Roman Forum.  Photo by Diane Frisch
3)  St. Peter's Basilica - Technically this is in a whole other country, the Vatican, located in the center of Rome. - This is the largest church on the planet, and it is FULL of very important art. Highlights are the Pieta by Michelangelo, the dome, also designed by Michelangelo, Bernini's huge canopy over the altar, The 13th century statue of St. Peter which pilgrims line up to rub or kiss the foot of, Bernini's Apse, the Crypt where St. Peter is buried, and so much more. TIP: Remember that modest dress is required for admittance to the Basilica as well as most other churches in Italy. Shoulders and knees must be covered. In the heat of summer, I brought a large scarf to cover up.
Rome St peters interior
Interior of Saint Peter's Basilica.  Photo by Diane Frisch
4)  The Sistene Chapel - This is also located in Vatican City, adjacent to the Vatican museum and is known for the spectacular frescoes painted by Michelangelo. It was recently restored and now looks as good as new (almost!) There are also frescoes by Perugino, Botticelli, Ghiriandaio, Signorelli, Rosselli, Fra Diamante, and more. 

Sistene Chapel. Photo from museivaticani.va
5)  The Vatican Museum - Technically includes the Sistene Chapel, but houses 4 miles of collections and also requires modest dress. Highlights include the fantastic collection of Greek and Roman statues, and the frescoes in the Raphael Rooms.
Rome vatican museum
Hallway in the Vatican Museum.  Photo by Diane Frisch.
6)  Piazza Navona - This is a beautiful and very large Piazza. In the center is the Four Rivers Fountain, designed by Bernini in 1651. All around you will find beautiful buildings, and churches with art by Caravaggio and Rubens. In this area you will find a center of pubs, cafes, nightlife, and a personal favorite, delicious gelato
Rome Piazza Navona fountain
Bernini's Four Rivers Fountain in Paizza Navona. Photo by Diane Frisch.
Rome lunch piazza navona
 Lunch break with the kids at Piazza Navona.

7)  The Fountain of Trevi
 - Recently restored, this is another iconic symbol of Rome. Tradition holds that if you throw a coin in the fountain, you will guarantee a return to Rome. This is a bustling tourist spot, but definitely worth a visit while in Rome.

Trevi Fountain.  Photo from trevifountain.net
8)  The Spanish Steps- This is a great place to people watch, enjoy some street music, and shop in the Piazza di Spagna district at the base of the steps.
Rome spanish steps
Spanish Steps.  Photo by Diane Frisch.

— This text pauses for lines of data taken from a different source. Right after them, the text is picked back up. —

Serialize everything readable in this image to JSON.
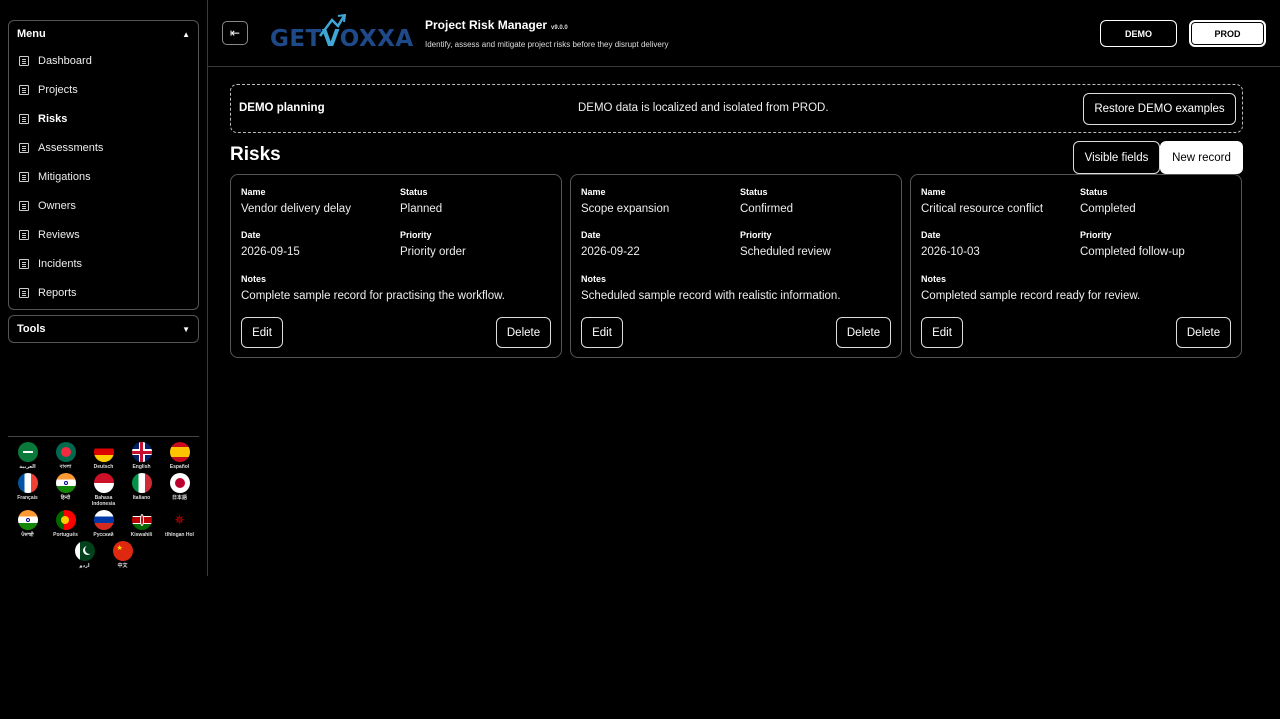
{
  "sidebar": {
    "menu_label": "Menu",
    "items": [
      {
        "label": "Dashboard"
      },
      {
        "label": "Projects"
      },
      {
        "label": "Risks"
      },
      {
        "label": "Assessments"
      },
      {
        "label": "Mitigations"
      },
      {
        "label": "Owners"
      },
      {
        "label": "Reviews"
      },
      {
        "label": "Incidents"
      },
      {
        "label": "Reports"
      }
    ],
    "active_item": "Risks",
    "tools_label": "Tools",
    "languages": [
      {
        "name": "العربية",
        "flag": "sa-flag"
      },
      {
        "name": "বাংলা",
        "flag": "bd-flag"
      },
      {
        "name": "Deutsch",
        "flag": "de-flag"
      },
      {
        "name": "English",
        "flag": "gb-flag"
      },
      {
        "name": "Español",
        "flag": "es-flag"
      },
      {
        "name": "Français",
        "flag": "fr-flag"
      },
      {
        "name": "हिन्दी",
        "flag": "in-flag"
      },
      {
        "name": "Bahasa Indonesia",
        "flag": "id-flag"
      },
      {
        "name": "Italiano",
        "flag": "it-flag"
      },
      {
        "name": "日本語",
        "flag": "jp-flag"
      },
      {
        "name": "ਪੰਜਾਬੀ",
        "flag": "in-flag"
      },
      {
        "name": "Português",
        "flag": "pt-flag"
      },
      {
        "name": "Русский",
        "flag": "ru-flag"
      },
      {
        "name": "Kiswahili",
        "flag": "ke-flag"
      },
      {
        "name": "tlhIngan Hol",
        "flag": "klingon-emblem"
      },
      {
        "name": "اردو",
        "flag": "pk-flag"
      },
      {
        "name": "中文",
        "flag": "cn-flag"
      }
    ]
  },
  "header": {
    "logo_text_a": "GET",
    "logo_text_b": "V",
    "logo_text_c": "OXXA",
    "title": "Project Risk Manager",
    "version": "v9.0.0",
    "subtitle": "Identify, assess and mitigate project risks before they disrupt delivery",
    "env_demo": "DEMO",
    "env_prod": "PROD"
  },
  "banner": {
    "title": "DEMO planning",
    "message": "DEMO data is localized and isolated from PROD.",
    "restore_label": "Restore DEMO examples"
  },
  "main": {
    "title": "Risks",
    "visible_fields_label": "Visible fields",
    "new_record_label": "New record",
    "field_labels": {
      "name": "Name",
      "status": "Status",
      "date": "Date",
      "priority": "Priority",
      "notes": "Notes"
    },
    "edit_label": "Edit",
    "delete_label": "Delete",
    "records": [
      {
        "name": "Vendor delivery delay",
        "status": "Planned",
        "date": "2026-09-15",
        "priority": "Priority order",
        "notes": "Complete sample record for practising the workflow."
      },
      {
        "name": "Scope expansion",
        "status": "Confirmed",
        "date": "2026-09-22",
        "priority": "Scheduled review",
        "notes": "Scheduled sample record with realistic information."
      },
      {
        "name": "Critical resource conflict",
        "status": "Completed",
        "date": "2026-10-03",
        "priority": "Completed follow-up",
        "notes": "Completed sample record ready for review."
      }
    ]
  }
}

9)  The Pantheon - The most notable thing about this ancient church, in my opinion, is the wide opening in the center of the dome. It lets in an abundance of natural light, and also rain, depending upon the weather. The dome is the widest masonry dome in all of Europe, at 142 ft high, and 142 ft wide. This building was built in AD 118 by architect Hadrian, as a pagan temple. It was donated by Emperor Phocas to Pope Boniface IV in 608. It still serves as a Catholic church.
Rome pantheon
The Pantheon.  Photo by Diane Frisch.
10)  The Catacombs- Here you will find the burial tunnels of Rome's early Christians beneath the roads leading out of town. A guided tour will show you a subterranean chapel, tombs and even some frescoes and engraved slabs from the burial sites of the early Christians. I found this extremely interesting to visit with our knowledgeable guide, but I will warn you that some folks find the tunnels a bit claustrophobic

Photo from Wikimedia.org

11)  EAT! Gelato! Pasta! Pizza! Vino! I know this isn't a place to visit, but Wow, everything is so delicious. Eating your way through town is a BIG part of any visit to Rome! Ask locals for recommendations or just look around and see where the locals are going. This city is a feast for all of your senses, INCLUDING taste. In the photo below, I am at a lovely little restaurant just off of the Piazza Navona, da francesco. I recommend it!

Rome dinner piazza navona

IMPORTANT TIP: The Colosseum, Forum, and all the Vatican sights get very crowded. Buy your tickets in advance or take a "skip the line" or VIP access tour to save wasting hours in line. If it is possible, consider visiting in the "shoulder seasons" of spring and autumn to avoid the big crowds. 

Please visit my Blog to follow me on more travels near and far! travelswithdianeblog